Nobody should fool themselves for a second that political forces that would take us backward aren’t gathering and planning their next moves. Just look south of the border if you doubt it. Because progressive support fragmented, Obamacare and American leadership on climate change is about to evaporate.
Political purity--a totally over-rated virtue--can easily become an albatross. And there’s more than a whiff of Jill Stein’s puritanical hubris in a lot of the rhetoric around Kinder Morgan.
Politically, that’s the smell of death.
Here are some plain truths. Rachel Notley staked her political future on a serious carbon tax and hard cap on tar sands emissions. After she sacrificed political capital to support the environment, do B.C. environmentalists have her back?
And if Notley isn’t re-elected, who’ll replace her? Someone a helluva lot worse for the environment, and an avowed foe of Trudeau, that’s who. And they’ll have money, loads of it, behind them.
Here’s the thing about politics. It’s a good idea to reward leaders who stick their necks out to help your cause, because one day you’re going to have to go back to that well. And leaders — especially women leaders who traverse a uniquely treacherous path — remember the ones who disappeared when the going got tough.
What, exactly, is the purpose of opposing the Kinder Morgan Trans Mountain pipeline expansion? Is it to battle climate change? That’s why we have have a national framework, which didn’t exist until a few days ago.
The real test of our battle against climate change is not in a single pipeline, but in that framework, and our collective ability to meet its targets.
If the Kinder Morgan objection is concern for the local habitat, I’m yet more skeptical.
While it’s true that oil tanker traffic will increase significantly, the overall Vancouver shipping traffic will only increase by a fairly modest 10 per cent.
If it’s the oil content, what about the other hazardous cargo that enters and exits our harbour every single day? Or the chlorine plant and gigantic sulphur yard that have existed there for decades without confrontation?
Frankly, I'd far rather see us exporting Alberta oil out of Vancouver than the U.S. coal we ship every day from Deltaport because American ports won't handle it.
None of this is especially palatable, and it’s all inherently risky, but it’s a fact that increased oil tanker traffic is hardly a radical departure from what we already do. We have a highly developed port authority that has managed tanker traffic safely and fairly uneventfully in the harbour for decades.
We’re entering a two or three-decade period of transition away from fossil fuels. That's not going to happen overnight, because we don’t yet have the mass-scale renewable energy that is going to get us out of this mess.
In the interim we need pipelines and oil shipping.

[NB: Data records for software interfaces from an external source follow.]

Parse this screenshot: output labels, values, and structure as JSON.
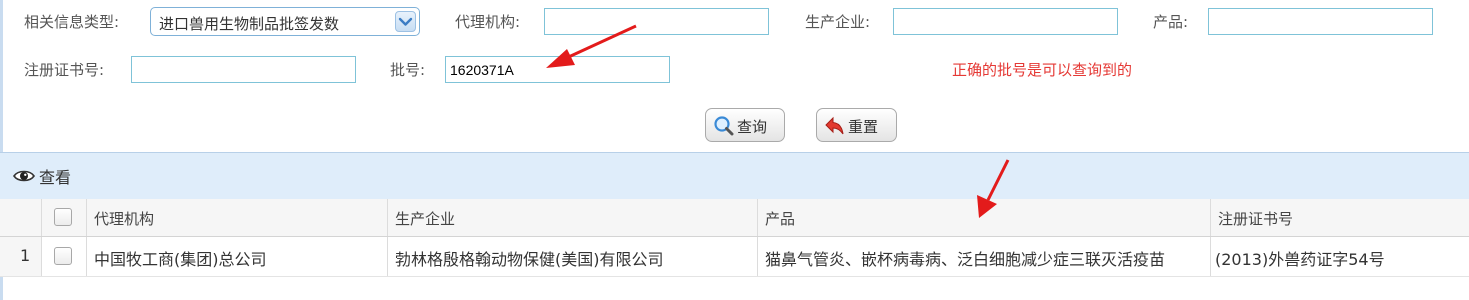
{
  "form": {
    "info_type_label": "相关信息类型:",
    "info_type_value": "进口兽用生物制品批签发数",
    "agent_label": "代理机构:",
    "agent_value": "",
    "manufacturer_label": "生产企业:",
    "manufacturer_value": "",
    "product_label": "产品:",
    "product_value": "",
    "reg_no_label": "注册证书号:",
    "reg_no_value": "",
    "batch_label": "批号:",
    "batch_value": "1620371A",
    "note": "正确的批号是可以查询到的"
  },
  "buttons": {
    "search": "查询",
    "reset": "重置"
  },
  "panel": {
    "title": "查看"
  },
  "table": {
    "columns": [
      "代理机构",
      "生产企业",
      "产品",
      "注册证书号"
    ],
    "rows": [
      {
        "index": "1",
        "agent": "中国牧工商(集团)总公司",
        "manufacturer": "勃林格殷格翰动物保健(美国)有限公司",
        "product": "猫鼻气管炎、嵌杯病毒病、泛白细胞减少症三联灭活疫苗",
        "reg_no": "(2013)外兽药证字54号"
      }
    ]
  },
  "colors": {
    "annotation_red": "#e31b1b",
    "note_red": "#e53935",
    "panel_blue": "#dfedfa",
    "input_border": "#7fc3d8"
  },
  "icons": [
    "dropdown-arrow-icon",
    "search-icon",
    "reset-icon",
    "eye-icon",
    "red-arrow-annotation"
  ]
}
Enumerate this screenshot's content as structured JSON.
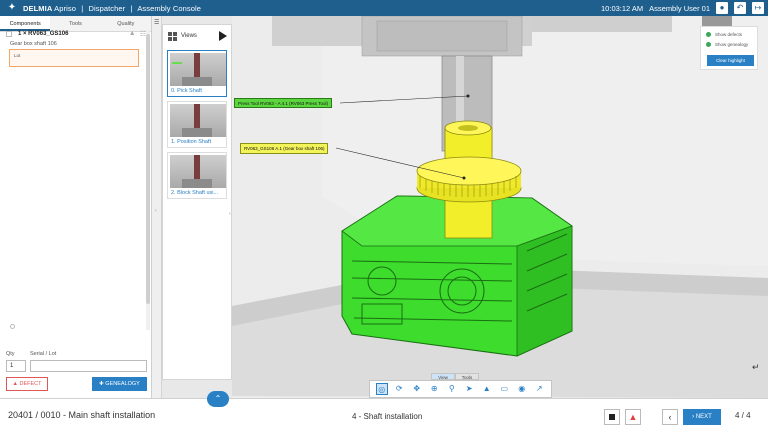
{
  "topbar": {
    "brand": "DELMIA",
    "product": "Apriso",
    "sep1": "|",
    "module": "Dispatcher",
    "sep2": "|",
    "page": "Assembly Console",
    "time": "10:03:12 AM",
    "user": "Assembly User 01",
    "icons": [
      "user-icon",
      "back-icon",
      "logout-icon"
    ]
  },
  "left": {
    "tabs": [
      "Components",
      "Tools",
      "Quality"
    ],
    "component": {
      "title": "1 × RV063_GS106",
      "subtitle": "Gear box shaft 106",
      "lot_label": "Lot"
    },
    "qty_label": "Qty",
    "qty_value": "1",
    "serial_label": "Serial / Lot",
    "serial_value": "",
    "defect_label": "DEFECT",
    "genealogy_label": "GENEALOGY"
  },
  "views": {
    "title": "Views",
    "items": [
      {
        "label": "0. Pick Shaft",
        "active": true
      },
      {
        "label": "1. Position Shaft",
        "active": false
      },
      {
        "label": "2. Block Shaft usi...",
        "active": false
      }
    ]
  },
  "viewport": {
    "tag_press": "Press Tool RV063 - A 4.1 (RV063 Press Tool)",
    "tag_shaft": "RV063_GS106 A.1 (Gear box shaft 106)",
    "show_defects": "Show defects",
    "show_genealogy": "Show genealogy",
    "clear_highlight": "Clear highlight",
    "tabs": [
      "View",
      "Tools"
    ],
    "tools": [
      "fit-all-icon",
      "rotate-icon",
      "pan-icon",
      "zoom-icon",
      "zoom-area-icon",
      "select-icon",
      "render-style-icon",
      "section-icon",
      "visibility-icon",
      "measure-icon"
    ]
  },
  "bottom": {
    "operation": "20401 / 0010 - Main shaft installation",
    "step": "4 - Shaft installation",
    "next_label": "NEXT",
    "pager": "4 / 4"
  },
  "colors": {
    "header": "#1f5f8e",
    "accent": "#2a80c5",
    "part_green": "#3ddc2d",
    "part_yellow": "#f2ee2a",
    "defect": "#e05757"
  }
}
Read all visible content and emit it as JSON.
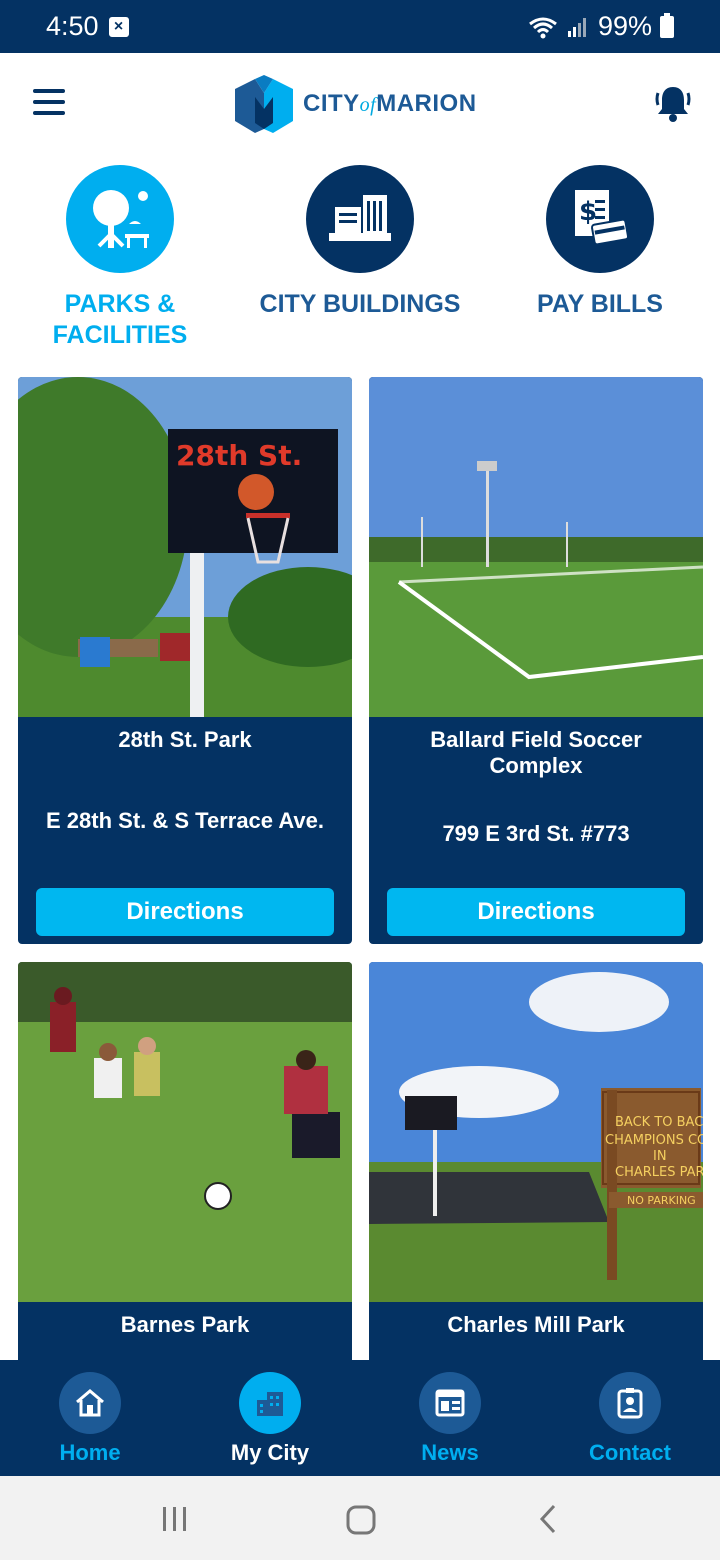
{
  "status_bar": {
    "time": "4:50",
    "battery": "99%"
  },
  "header": {
    "logo_city": "CITY",
    "logo_of": "of",
    "logo_marion": "MARION"
  },
  "categories": [
    {
      "line1": "PARKS &",
      "line2": "FACILITIES",
      "active": true
    },
    {
      "line1": "CITY BUILDINGS",
      "line2": "",
      "active": false
    },
    {
      "line1": "PAY BILLS",
      "line2": "",
      "active": false
    }
  ],
  "cards": [
    {
      "title": "28th St. Park",
      "address": "E 28th St. & S Terrace Ave.",
      "button": "Directions",
      "sign_text": "28th St."
    },
    {
      "title": "Ballard Field Soccer Complex",
      "address": "799 E 3rd St. #773",
      "button": "Directions"
    },
    {
      "title": "Barnes Park"
    },
    {
      "title": "Charles Mill Park",
      "sign_lines": [
        "BACK TO BACK",
        "CHAMPIONS COU",
        "IN",
        "CHARLES PARK",
        "NO PARKING"
      ]
    }
  ],
  "bottom_nav": [
    {
      "label": "Home",
      "icon": "home-icon"
    },
    {
      "label": "My City",
      "icon": "city-icon",
      "active": true
    },
    {
      "label": "News",
      "icon": "news-icon"
    },
    {
      "label": "Contact",
      "icon": "contact-icon"
    }
  ],
  "colors": {
    "navy": "#043263",
    "accent": "#00aeef",
    "button": "#00b7f0"
  }
}
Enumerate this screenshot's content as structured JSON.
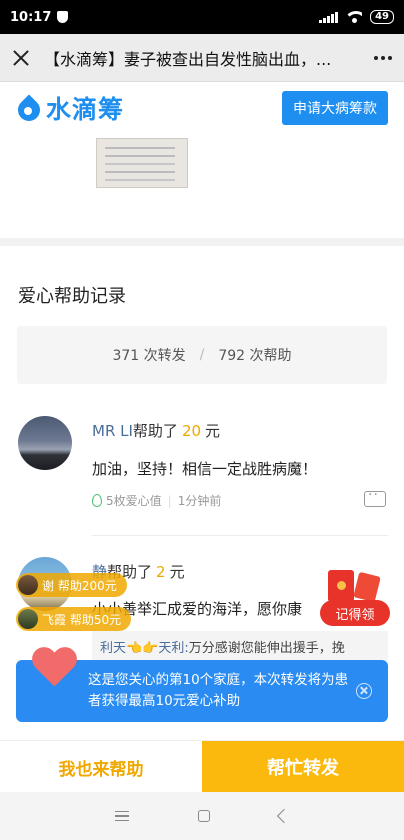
{
  "status_bar": {
    "time": "10:17",
    "battery": "49"
  },
  "title_bar": {
    "title": "【水滴筹】妻子被查出自发性脑出血，..."
  },
  "brand": {
    "name": "水滴筹",
    "apply_label": "申请大病筹款",
    "color": "#1e8ff0"
  },
  "records": {
    "title": "爱心帮助记录",
    "shares": "371 次转发",
    "stats_separator": "/",
    "helps": "792 次帮助",
    "items": [
      {
        "donor": "MR LI",
        "helped": "帮助了",
        "amount": "20",
        "unit": "元",
        "message": "加油，坚持！相信一定战胜病魔！",
        "love_value": "5枚爱心值",
        "time": "1分钟前"
      },
      {
        "donor": "静",
        "helped": "帮助了",
        "amount": "2",
        "unit": "元",
        "message": "小小善举汇成爱的海洋，愿你康",
        "reply_names": "利天👈👉天利:",
        "reply_text": " 万分感谢您能伸出援手，挽"
      }
    ]
  },
  "toasts": [
    {
      "text": "谢  帮助200元"
    },
    {
      "text": "飞霞  帮助50元"
    }
  ],
  "claim": {
    "label": "记得领"
  },
  "banner": {
    "text": "这是您关心的第10个家庭，本次转发将为患者获得最高10元爱心补助"
  },
  "actions": {
    "help_label": "我也来帮助",
    "share_label": "帮忙转发"
  },
  "colors": {
    "accent": "#fbb90e",
    "amount": "#f0a800",
    "banner": "#2a8cf2",
    "red": "#e8332b"
  }
}
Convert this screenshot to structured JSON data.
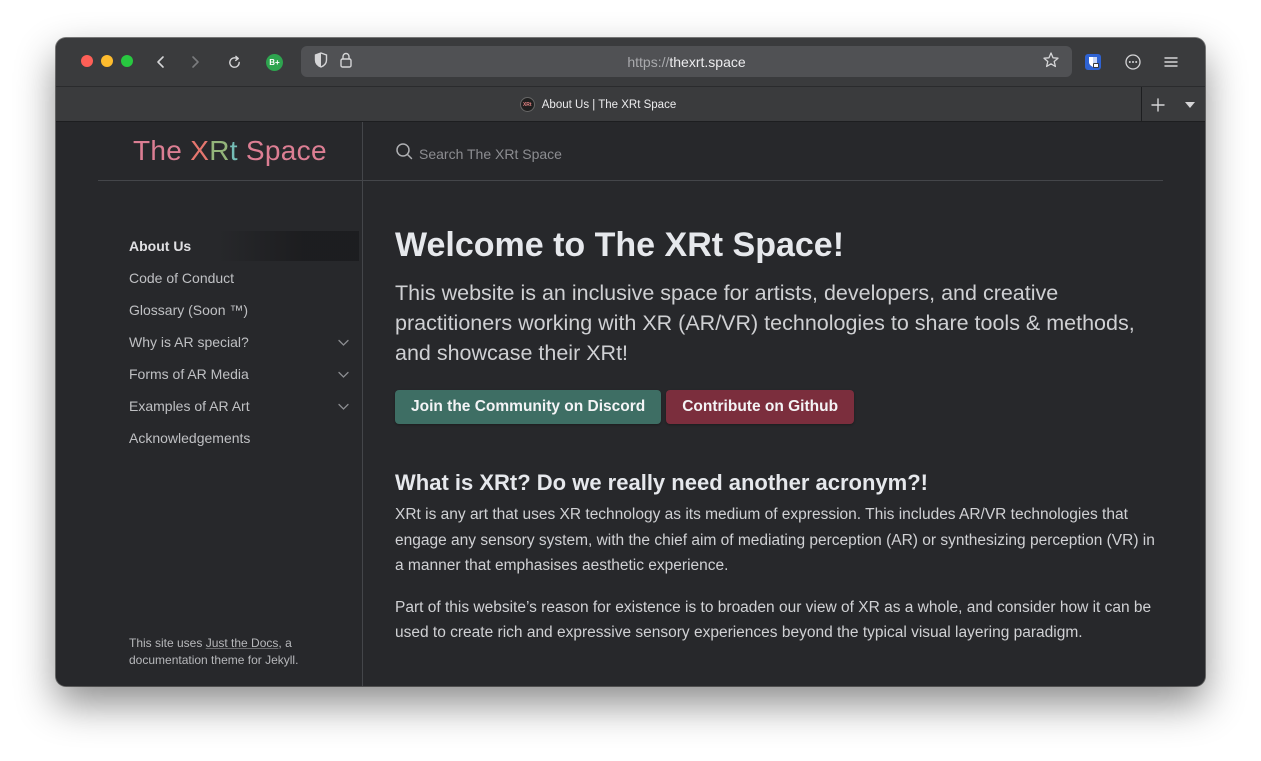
{
  "browser": {
    "url_scheme": "https://",
    "url_host": "thexrt.space",
    "extension_badge": "B+",
    "tab_title": "About Us | The XRt Space",
    "favicon_text": "XRt"
  },
  "site": {
    "title_part1": "The ",
    "title_x": "X",
    "title_r": "R",
    "title_t": "t",
    "title_part2": " Space",
    "search_placeholder": "Search The XRt Space"
  },
  "sidebar": {
    "items": [
      {
        "label": "About Us",
        "active": true,
        "expandable": false
      },
      {
        "label": "Code of Conduct",
        "active": false,
        "expandable": false
      },
      {
        "label": "Glossary (Soon ™)",
        "active": false,
        "expandable": false
      },
      {
        "label": "Why is AR special?",
        "active": false,
        "expandable": true
      },
      {
        "label": "Forms of AR Media",
        "active": false,
        "expandable": true
      },
      {
        "label": "Examples of AR Art",
        "active": false,
        "expandable": true
      },
      {
        "label": "Acknowledgements",
        "active": false,
        "expandable": false
      }
    ],
    "footer_pre": "This site uses ",
    "footer_link": "Just the Docs",
    "footer_post": ", a documentation theme for Jekyll."
  },
  "main": {
    "heading": "Welcome to The XRt Space!",
    "lead": "This website is an inclusive space for artists, developers, and creative practitioners working with XR (AR/VR) technologies to share tools & methods, and showcase their XRt!",
    "discord_button": "Join the Community on Discord",
    "github_button": "Contribute on Github",
    "section_heading": "What is XRt? Do we really need another acronym?!",
    "para1": "XRt is any art that uses XR technology as its medium of expression. This includes AR/VR technologies that engage any sensory system, with the chief aim of mediating perception (AR) or synthesizing perception (VR) in a manner that emphasises aesthetic experience.",
    "para2": "Part of this website’s reason for existence is to broaden our view of XR as a whole, and consider how it can be used to create rich and expressive sensory experiences beyond the typical visual layering paradigm."
  },
  "colors": {
    "discord_button": "#3e6e64",
    "github_button": "#7b2e3d",
    "page_bg": "#27282b"
  }
}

Know what else we need? Activists and politicians who can see the big picture enough to know a good deal when they see one. This is a good deal.
If there’s political pressure to exert here in B.C., it’s on Christy Clark to live up to the provincial commitments we’ve made. And on Justin Trudeau to deliver.
Progress doesn’t move in just one direction, the way time does. Look at the shambles of America today.
Environmental and progressive victories are fragile and easily dismantled, if nobody takes care of the politics.
By all means, First Nation and environmental legal challenges should proceed to conclusion, to ensure all rights are respected, and proper standards are adhered to.
If the courts approve the Kinder Morgan expansion, B.C. environmentalists should accept that verdict.
It's time to count our blessings and take one for the team. Let Kinder Morgan pass.